Detroit ex-cop August Snow is given the photo of a young Hispanic woman whose body was found in the Detroit River in hopes that someone in Snow's home turf of Mexicantown will recognize her. Someone does. The victim is Isadora del Torres, and she's not the only young woman to have disappeared during an Immigration and Customs Enforcement (ICE) raid, only to turn up dead a few weeks later.
Preyed upon by the law itself, the people of Mexicantown have no one to turn to except August Snow, the son of an African-American cop and a Mexican-American artist. Snow will not stand by and watch his neighbors suffer in silence and soon finds himself on a wild ride across Detroit, visiting neo-Nazi biker dens, hip-hop recording studios, seedy nightclubs, and the social clubs of the rich.

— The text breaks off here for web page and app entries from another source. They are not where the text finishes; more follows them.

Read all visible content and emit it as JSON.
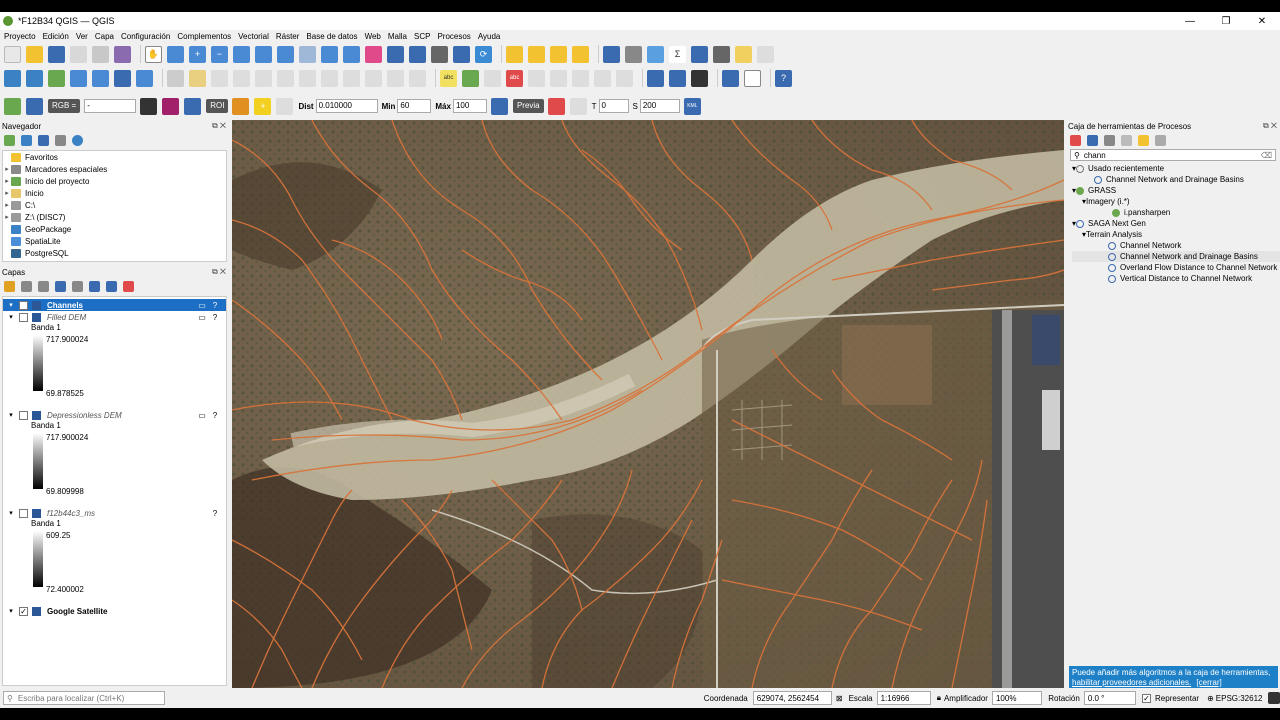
{
  "window": {
    "title": "*F12B34 QGIS — QGIS"
  },
  "menu": [
    "Proyecto",
    "Edición",
    "Ver",
    "Capa",
    "Configuración",
    "Complementos",
    "Vectorial",
    "Ráster",
    "Base de datos",
    "Web",
    "Malla",
    "SCP",
    "Procesos",
    "Ayuda"
  ],
  "scp": {
    "rgb_label": "RGB =",
    "roi_label": "ROI",
    "dist_label": "Dist",
    "dist_value": "0.010000",
    "min_label": "Min",
    "min_value": "60",
    "max_label": "Máx",
    "max_value": "100",
    "preview_label": "Previa",
    "t_label": "T",
    "t_value": "0",
    "s_label": "S",
    "s_value": "200",
    "kml_label": "KML"
  },
  "navigator": {
    "title": "Navegador",
    "items": [
      {
        "label": "Favoritos",
        "color": "#f2c230"
      },
      {
        "label": "Marcadores espaciales",
        "color": "#8a8a8a"
      },
      {
        "label": "Inicio del proyecto",
        "color": "#6aa84f"
      },
      {
        "label": "Inicio",
        "color": "#e8c66a"
      },
      {
        "label": "C:\\",
        "color": "#9a9a9a"
      },
      {
        "label": "Z:\\ (DISC7)",
        "color": "#9a9a9a"
      },
      {
        "label": "GeoPackage",
        "color": "#3a82c4"
      },
      {
        "label": "SpatiaLite",
        "color": "#4a90d9"
      },
      {
        "label": "PostgreSQL",
        "color": "#336791"
      }
    ]
  },
  "layers": {
    "title": "Capas",
    "items": [
      {
        "name": "Channels",
        "checked": true,
        "selected": true,
        "italic": false
      },
      {
        "name": "Filled DEM",
        "checked": false,
        "italic": true,
        "band": "Banda 1",
        "max": "717.900024",
        "min": "69.878525"
      },
      {
        "name": "Depressionless DEM",
        "checked": false,
        "italic": true,
        "band": "Banda 1",
        "max": "717.900024",
        "min": "69.809998"
      },
      {
        "name": "f12b44c3_ms",
        "checked": false,
        "italic": true,
        "band": "Banda 1",
        "max": "609.25",
        "min": "72.400002"
      },
      {
        "name": "Google Satellite",
        "checked": true,
        "italic": false
      }
    ]
  },
  "toolbox": {
    "title": "Caja de herramientas de Procesos",
    "search": "chann",
    "recent_label": "Usado recientemente",
    "recent_item": "Channel Network and Drainage Basins",
    "grass_label": "GRASS",
    "imagery_label": "Imagery (i.*)",
    "pansharpen": "i.pansharpen",
    "saga_label": "SAGA Next Gen",
    "terrain_label": "Terrain Analysis",
    "terrain_items": [
      "Channel Network",
      "Channel Network and Drainage Basins",
      "Overland Flow Distance to Channel Network",
      "Vertical Distance to Channel Network"
    ],
    "info_text": "Puede añadir más algoritmos a la caja de herramientas,",
    "info_link": "habilitar proveedores adicionales.",
    "info_close": "[cerrar]"
  },
  "status": {
    "locator_placeholder": "Escriba para localizar (Ctrl+K)",
    "coord_label": "Coordenada",
    "coord_value": "629074, 2562454",
    "scale_label": "Escala",
    "scale_value": "1:16966",
    "mag_label": "Amplificador",
    "mag_value": "100%",
    "rot_label": "Rotación",
    "rot_value": "0.0 °",
    "render_label": "Representar",
    "crs": "EPSG:32612"
  },
  "colors": {
    "channel": "#d9733a",
    "accent": "#0078d7",
    "selected": "#1c6fc4"
  }
}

I really enjoyed Stephen Mack Jones' August Snow and looked forward to a new book. Snow won a wrongful dismissal suit against the Detroit Police Department and the City of Detroit, and he's used the $12 million settlement to renovate the houses of Mexicantown one at a time. He's bringing his neighborhood back to life, and I really like that. From Snow's voice to the book's secondary cast, from the information about Detroit to its tone of pragmatic hopefulness, the first book really had me looking forward to the next one. Unfortunately, I wasn't particularly happy with what I found.
If your outlook on immigration-- both legal and illegal-- tends toward the conservative, you're not going to like this book. I had no problem with the book's more liberal viewpoints and having some of the people in the Immigration and Customs Enforcement agency be bad guys didn't bother me either. In the opening pages, Lives Laid Away was set up as Snow seeking justice for two murdered girls most law enforcement would consider throwaways. The Harry Bosch in me was rubbing my hands together in anticipation, but what followed was a disappointment.
The entire book devolved into Rambo (Snow) and sidekick loading up with weapons and heading to one shootout after another. I've never been a fan of Sylvester Stallone or the My-Gun-Blows-Bigger-Holes-in-People-than-Yours-Does school of film and fiction, so reading rapidly became a chore. So... a bit of a sophomore slump that makes me wonder if I want to read a third book in the series.
Lives Laid Away by Stephen Mack Jones
Soho Crime © 2019
Hardcover, 312 pages
Private Investigator, #2 August Snow mystery
Source: the publisher